Mental and emotional scars harder to heal, abused wife says
“I want a divorce. I don’t know if he is going to give it to me, because I believe he may want to give me a hard time. But I am not going back there.
“You see when people think about abuse they think of physical, but abuse is not just physical it is emotional and psychological and that is what I have been experiencing during my marriage. As strange it might sound I prefer if he had hit me at least those wounds would have healed but with the mental and emotional scars, those don’t go away.”
She was poised as she spoke, not emotional. We had agreed to meet at a quiet location, suggested by her and even though we only connected via social media she wanted to speak to me in person. She is 29 and separated from her husband. They have one child.
“I just had to like suppress my feelings and detach myself from everything to get to survive. He never wanted what was best for me but for the sake of my child I stayed and tried to cope mentally,” she continued, her back arched as she looked into the distance.
I asked her what she meant by mental and emotional abuse.
“He tried to kill my self-esteem. If I put on something it is always ‘you don’t look good.’ Or if I go to the salon and he picks me up, he would be like: ‘Is best you didn’t do your hair, look how that thing look,’” she answered.
“And then, I know people do things differently, but he would always like telling me how to do housework. I never did it to suit him. I don’t know if it is because he is much older than me, but it is like he wanted to have a sense of control over me like if he was Dad.”
I asked her how things were before they were married.
“I had some horrible experiences prior to the marriage, but my mother liked him. I went to my mother and I told her I don’t love this guy and she said eventually you are going to grow to love him. A couple of weeks before the wedding I had called it off and my mother did not behave too nice when I told her, so we still got married,” she said with a shake of her head.
“Before we got married and we went out I would have to pay for my meal and one time we had a misunderstanding and he put me out of the car and drove away. It is a good thing I had money to get home.
“Look, all the signs were there, the night before the wedding we were not even talking to each other. Imagine at the rehearsal, three times the guy who was practicing us forgot to tell us to walk up the aisle, that probably was a sign.
“Let me tell you, a marriage is over long before a person moves out. A person doesn’t just one day pick up and move out.”
I asked her if she loved her husband.
“I never loved him as a husband, but I loved him as a person. Maybe I would have loved him if he had treated me better. We got married in less than a year after we met, but it was like after we got engaged that it all started,” she said.

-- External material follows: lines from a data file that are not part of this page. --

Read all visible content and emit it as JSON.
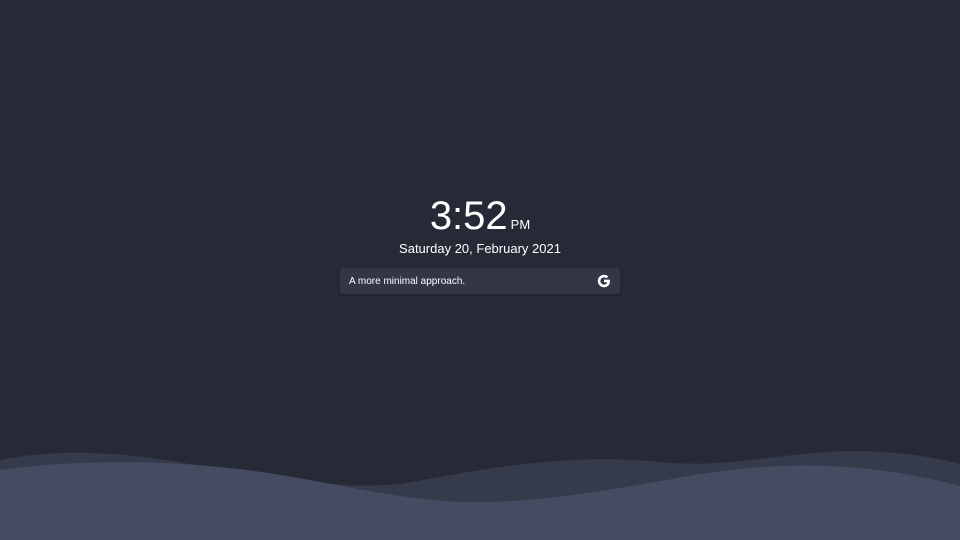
{
  "clock": {
    "time": "3:52",
    "period": "PM"
  },
  "date": {
    "text": "Saturday 20, February 2021"
  },
  "search": {
    "placeholder": "A more minimal approach.",
    "engine_icon": "google-g-icon"
  },
  "colors": {
    "background": "#262a36",
    "search_bg": "#323645",
    "wave_back": "#363b4c",
    "wave_front": "#454b61",
    "text": "#ffffff"
  }
}
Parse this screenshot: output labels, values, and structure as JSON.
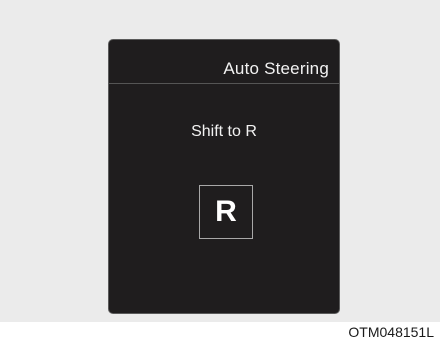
{
  "cluster": {
    "title": "Auto Steering",
    "message": "Shift to R",
    "gear_indicator": "R"
  },
  "figure_code": "OTM048151L",
  "colors": {
    "background_panel": "#ebebeb",
    "display_background": "#1f1d1e",
    "display_text": "#f2f2f2"
  }
}
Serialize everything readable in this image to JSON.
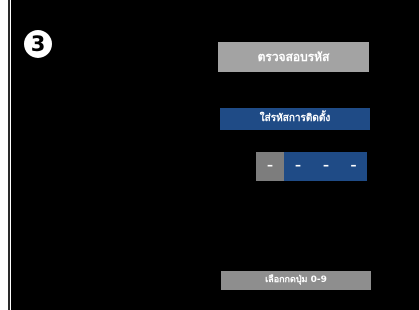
{
  "step": {
    "number": "3"
  },
  "title": "ตรวจสอบรหัส",
  "prompt": "ใส่รหัสการติดตั้ง",
  "pin": {
    "digits": [
      "–",
      "–",
      "–",
      "–"
    ],
    "active_index": 0
  },
  "hint": "เลือกกดปุ่ม 0-9",
  "colors": {
    "screen_background": "#000000",
    "title_box": "#a3a3a3",
    "prompt_bar": "#1f4b86",
    "pin_active": "#7d7d7d",
    "pin_empty": "#1f4b86",
    "hint_bar": "#8e8e8e",
    "text": "#ffffff"
  }
}
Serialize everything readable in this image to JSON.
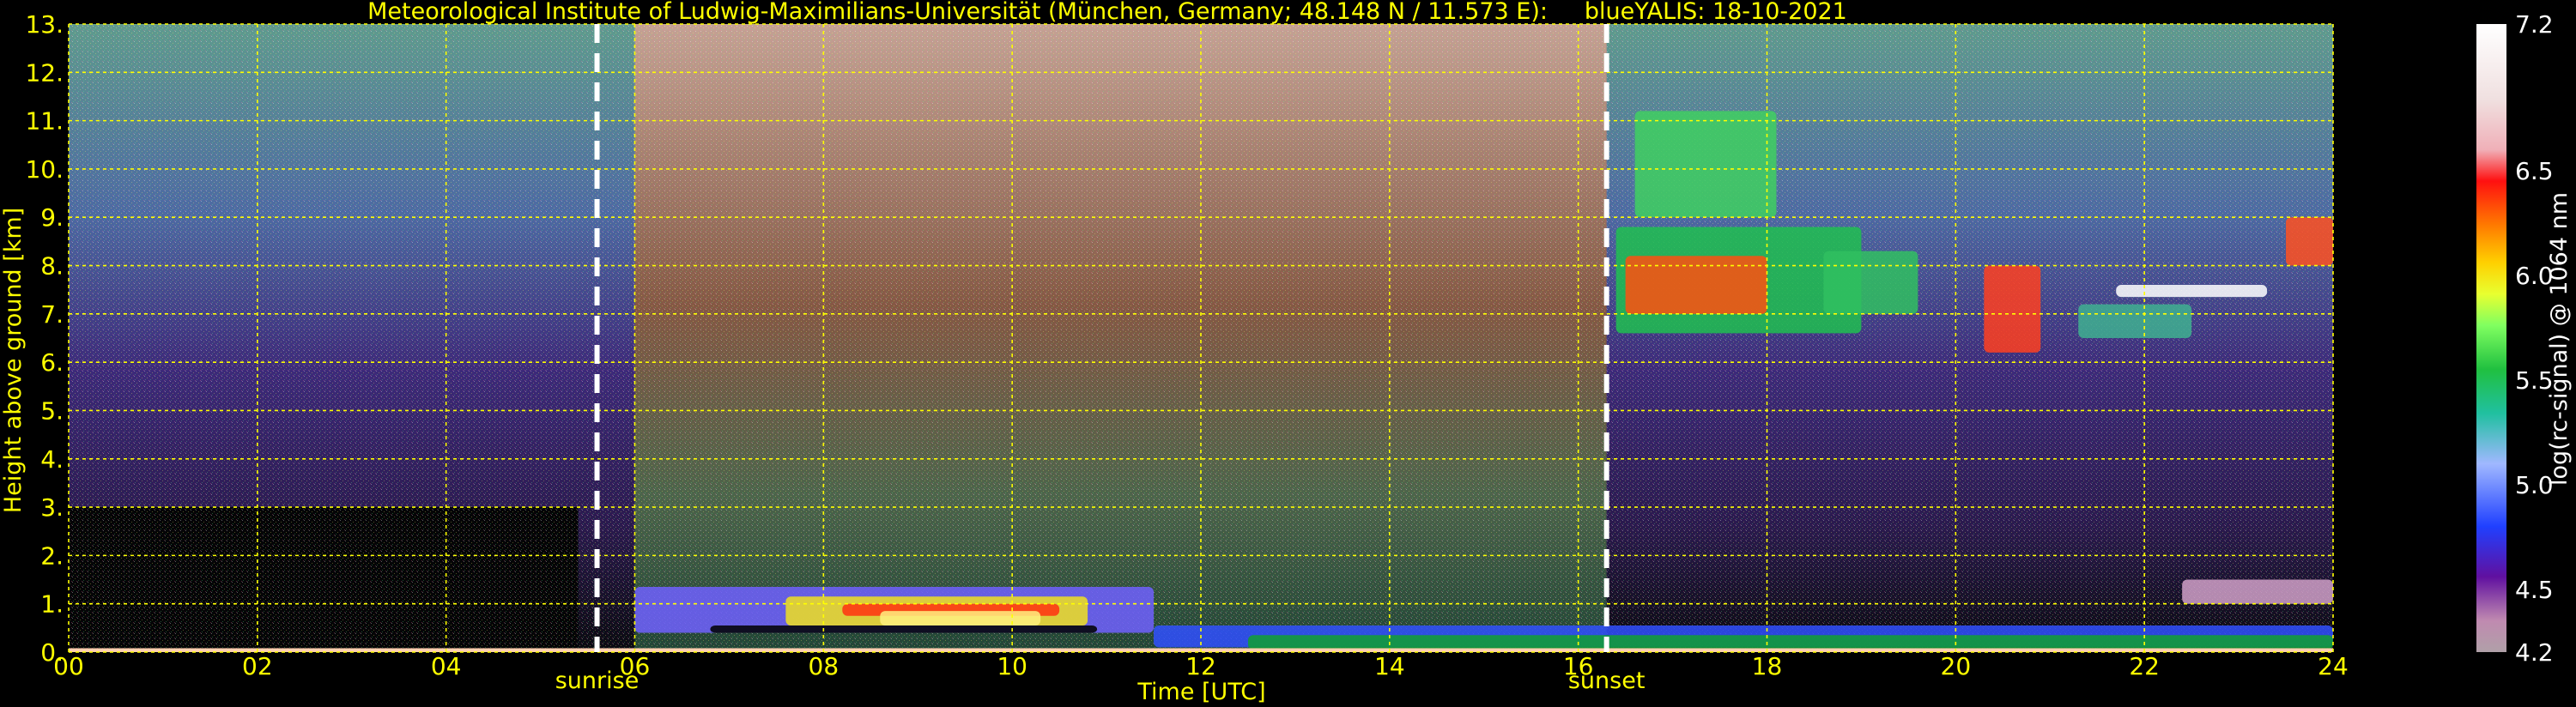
{
  "chart_data": {
    "type": "heatmap",
    "title": "Meteorological Institute of Ludwig-Maximilians-Universität (München, Germany; 48.148 N / 11.573 E):     blueYALIS: 18-10-2021",
    "xlabel": "Time [UTC]",
    "ylabel": "Height above ground [km]",
    "xlim": [
      0,
      24
    ],
    "ylim": [
      0,
      13
    ],
    "x_ticks": [
      "00",
      "02",
      "04",
      "06",
      "08",
      "10",
      "12",
      "14",
      "16",
      "18",
      "20",
      "22",
      "24"
    ],
    "y_ticks": [
      "0.",
      "1.",
      "2.",
      "3.",
      "4.",
      "5.",
      "6.",
      "7.",
      "8.",
      "9.",
      "10.",
      "11.",
      "12.",
      "13."
    ],
    "grid": true,
    "markers": [
      {
        "label": "sunrise",
        "x": 5.6
      },
      {
        "label": "sunset",
        "x": 16.3
      }
    ],
    "colorbar": {
      "label": "log(rc-signal) @ 1064 nm",
      "range": [
        4.2,
        7.2
      ],
      "ticks": [
        "7.2",
        "6.5",
        "6.0",
        "5.5",
        "5.0",
        "4.5",
        "4.2"
      ]
    }
  }
}
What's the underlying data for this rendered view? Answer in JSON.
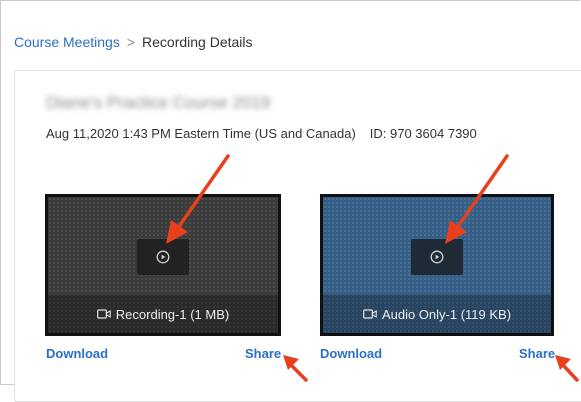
{
  "breadcrumb": {
    "parent": "Course Meetings",
    "separator": ">",
    "current": "Recording Details"
  },
  "course": {
    "title": "Diane's Practice Course 2019",
    "datetime": "Aug 11,2020 1:43 PM Eastern Time (US and Canada)",
    "meeting_id": "ID: 970 3604 7390"
  },
  "recordings": [
    {
      "label": "Recording-1 (1 MB)",
      "download": "Download",
      "share": "Share",
      "type": "video"
    },
    {
      "label": "Audio Only-1 (119 KB)",
      "download": "Download",
      "share": "Share",
      "type": "audio"
    }
  ],
  "colors": {
    "link": "#2d6fc7",
    "annotation_arrow": "#e8401c",
    "video_card_bg": "#3b3b3b",
    "audio_card_bg": "#365f87"
  },
  "icons": {
    "play": "play-circle-icon",
    "camera": "video-camera-icon",
    "arrow": "red-annotation-arrow"
  }
}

And if they needed more evidence that they should have not gone ahead with the marriage, she said, it came from the pastor who counselled them.
“Even the pastor who counselled us refused to do the marriage, he sent another pastor because he advised us not to get married,” she shared.
“And after we got married I was not working and he controlled me. I could not buy anything unless he said so. At one time when I was pregnant he lived overseas and if we get a misunderstanding he would say apologise or I would not send any money for you that is how he had me.
“When he came back, we lived together, and I moved out a few times, but I would return. The last time he put me out. He called my mother and told her to come and get us before the weekend and he actually did me a favour because I wanted out. He asked me to come back several times, but I said this is it. That marriage was hell.
“I remember one time I was thinking about killing myself and I said to myself ‘you need to get out of this marriage.’ At that very moment my son came and put his hands on my neck and kissed me and the thoughts of suicide just went.
“I have seen happy couples and I still believe in marriage, but I am not going back to that marriage, this is it. One time my mother told me to go back and I asked her if she wanted me to die and she did not answer.
“After I was not going back he started to get aggressive and he somehow knew my every move and he would call my mother and send me texts. Right now, he is not contacting me because I got people involved even the police, but he is walking and telling people all kinds of things about me, but I don’t care.
“We share custody of our child and we only talk in relation to our child no other conversation. I don’t want to keep my child away from him… I don’t ask him for anything for the child and he gives nothing. I stand all the expense when it comes to our child.
“We went to counselling several times with different pastors but he did not want to change, there was no happiness there.”
She appears to be strong and over the marriage. She did not come across as an angry woman and is open to being married again. I asked her what she wanted to say to other women and why she chose to speak to me.
“Well, if my story can help one woman to leave an abusive relationship then I want to speak,” she answered.
“And women if you are in an abusive relationship be it physical, financial, emotional or mental there is always a way out. It will be hard but make up your mind and the key is to never give up mentally. You can give up physically sometimes, you know, like get some rest and so on. But once you give up mentally then you will lose. And never stop looking for avenues to elevate yourself,” she advised.
“I am much happier now, I would love to get married again but I would not be doing like I did the first one. I have to get to know the person.
“Sadly, there were no good times in my marriage, I am moving on,” she said and signalled the end of our conversation by checking her wristwatch.
It was time for her to return to work and we parted with a tight hug.